Toyota engineers worked very hard to refine the ride quality of the new RAV4 without sacrificing it's fun-to-drive nature. It's still very toss-able, if even more stable in transient maneuvers. The suspension does an excellent job of softening large impacts and filtering out minor pavement imperfections. There isn't much difference in the dynamic traits from model to model. Steering had good road feel and steady on-center highway tracking. Brakes have good stopping power, but the hybrid pedal has an artificial feeling when slowing to a stop that makes it hard to modulate. Interior noise levels are appreciably better than in the previous model with very little wind or tire noise. However, it should be noted that both the gas-only and hybrid powertrains groan in acceleration.

RAV4 sports a clean and uncluttered interior design that's dominated by a large touchscreen display at the top of the center console. Materials are class appropriate, but do get nicer when you step up in trim.

On gas-only models, drivers face a now-conventional twin-dial-information cluster that easy to read day or night. Hybrid models get a snazzier instrument cluster that boasts a larger display screen and is programmable. The center console houses dial controls for both the climate and audio system. In all there's a lot to like about the overall layout that's both functional and pleasing to the eye.
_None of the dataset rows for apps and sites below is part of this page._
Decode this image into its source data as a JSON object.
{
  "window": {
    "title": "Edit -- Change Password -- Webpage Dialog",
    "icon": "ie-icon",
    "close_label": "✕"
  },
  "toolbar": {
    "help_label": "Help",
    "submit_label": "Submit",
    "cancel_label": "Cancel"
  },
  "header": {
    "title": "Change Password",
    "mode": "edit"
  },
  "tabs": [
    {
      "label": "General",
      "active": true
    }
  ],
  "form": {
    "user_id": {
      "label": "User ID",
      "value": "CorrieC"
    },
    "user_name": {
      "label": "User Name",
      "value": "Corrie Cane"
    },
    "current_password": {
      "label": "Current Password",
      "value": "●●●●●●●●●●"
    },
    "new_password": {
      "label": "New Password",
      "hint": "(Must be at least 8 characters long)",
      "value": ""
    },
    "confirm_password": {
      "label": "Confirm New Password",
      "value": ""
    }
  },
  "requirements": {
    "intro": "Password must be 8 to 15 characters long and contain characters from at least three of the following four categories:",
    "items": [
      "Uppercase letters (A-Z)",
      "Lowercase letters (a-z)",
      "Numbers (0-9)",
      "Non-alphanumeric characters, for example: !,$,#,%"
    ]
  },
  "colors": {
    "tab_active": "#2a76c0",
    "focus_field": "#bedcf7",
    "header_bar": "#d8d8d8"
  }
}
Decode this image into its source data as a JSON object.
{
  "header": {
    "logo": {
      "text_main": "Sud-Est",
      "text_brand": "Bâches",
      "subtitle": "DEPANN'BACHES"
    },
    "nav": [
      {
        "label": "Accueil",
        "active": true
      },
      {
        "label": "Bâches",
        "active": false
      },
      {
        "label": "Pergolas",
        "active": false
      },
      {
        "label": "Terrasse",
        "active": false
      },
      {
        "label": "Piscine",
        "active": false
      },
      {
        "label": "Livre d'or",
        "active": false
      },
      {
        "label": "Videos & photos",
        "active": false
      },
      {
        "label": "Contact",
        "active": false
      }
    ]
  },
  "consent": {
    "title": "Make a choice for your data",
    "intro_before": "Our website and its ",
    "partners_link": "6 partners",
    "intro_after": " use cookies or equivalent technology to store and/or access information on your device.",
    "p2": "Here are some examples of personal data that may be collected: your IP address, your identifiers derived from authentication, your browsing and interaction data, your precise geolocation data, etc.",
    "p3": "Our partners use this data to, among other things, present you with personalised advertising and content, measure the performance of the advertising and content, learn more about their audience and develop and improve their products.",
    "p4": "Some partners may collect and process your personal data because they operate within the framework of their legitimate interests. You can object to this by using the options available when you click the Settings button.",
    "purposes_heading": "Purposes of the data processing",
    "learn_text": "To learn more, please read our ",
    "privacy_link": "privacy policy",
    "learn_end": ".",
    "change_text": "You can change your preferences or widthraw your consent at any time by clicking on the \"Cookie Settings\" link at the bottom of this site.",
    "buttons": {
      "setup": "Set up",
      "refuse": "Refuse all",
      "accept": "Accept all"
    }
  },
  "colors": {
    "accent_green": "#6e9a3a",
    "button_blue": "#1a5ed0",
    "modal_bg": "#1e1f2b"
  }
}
Toyota's Entune infotainment system has been refined but it still requires that you download, install and pair an app on your phone for best functionality. The addition of Apple Car Play support is nice, but there's still no Android Auto support. Also, Toyota's wireless charging tray, while a very thoughtful addition, is finicky compared to similar wireless chargers in some competitors.

The font seats, though softly padded, don't offer much support and feel a touch undersized. At least head and leg room are exceptional. Plus, outward visibility is great forward and to the sides. Entry/exit is a snap thanks to the high beltline. The rear seats are exceptionally roomy for the class and do offer good support for large adults. The floor is flat as well, allowing for three abreast seating.

Seats up, cargo capacity is 37 cubic feet. Folding the rear seats expands cargo room to nearly 70 cubic feet. Both numbers are good for the class. Plus, the rear hatch opens wide, the load floor is low and the seats fold nearly flat. Interior storage is exceptional with lots of open and covered bins throughout.

Bottom Line - There's a reason the RAV4 is Toyota's best-selling model. It offers a near-perfect blend of comfort, features, efficiency and utility. Some competitors offer more inspiring designs or exciting powertrains, but few can match the RAV4 when it comes to overall usability. Prices can be steep, but the RAV4 does have exceptional resale value.

Mark Bilek

Mark Bilek is the Senior Director of Communications and Technology for the Chicago Auto Trade Association and the General Manager for DriveChicago.com. He is also responsible for developing and maintaining the Chicago Auto Show Web site.

Mark has been reviewing vehicles for more than two decades. Previously, he was associate publisher at Consumer Guide, where he oversaw publication of Consumer Guide Car & Truck Test, Consumer Guide's Used Car Book, and ConsumerGuide.com. He was also responsible for publication of "Collectible Automobile" and various hardcover automotive titles. In 2001 and 2002 he served as president of a Midwest Automotive Media Association. Mark has appeared on NBC TV, ABC TV, Fox News, WGN and MotorTrend TV as an automotive consultant. He hosts the Drive Chicago radio show on WLS 890 AM and was a regular guest on WGN Radio's Steve & Johnnie show. Mark lives in the northwest suburbs with his wife and three sons.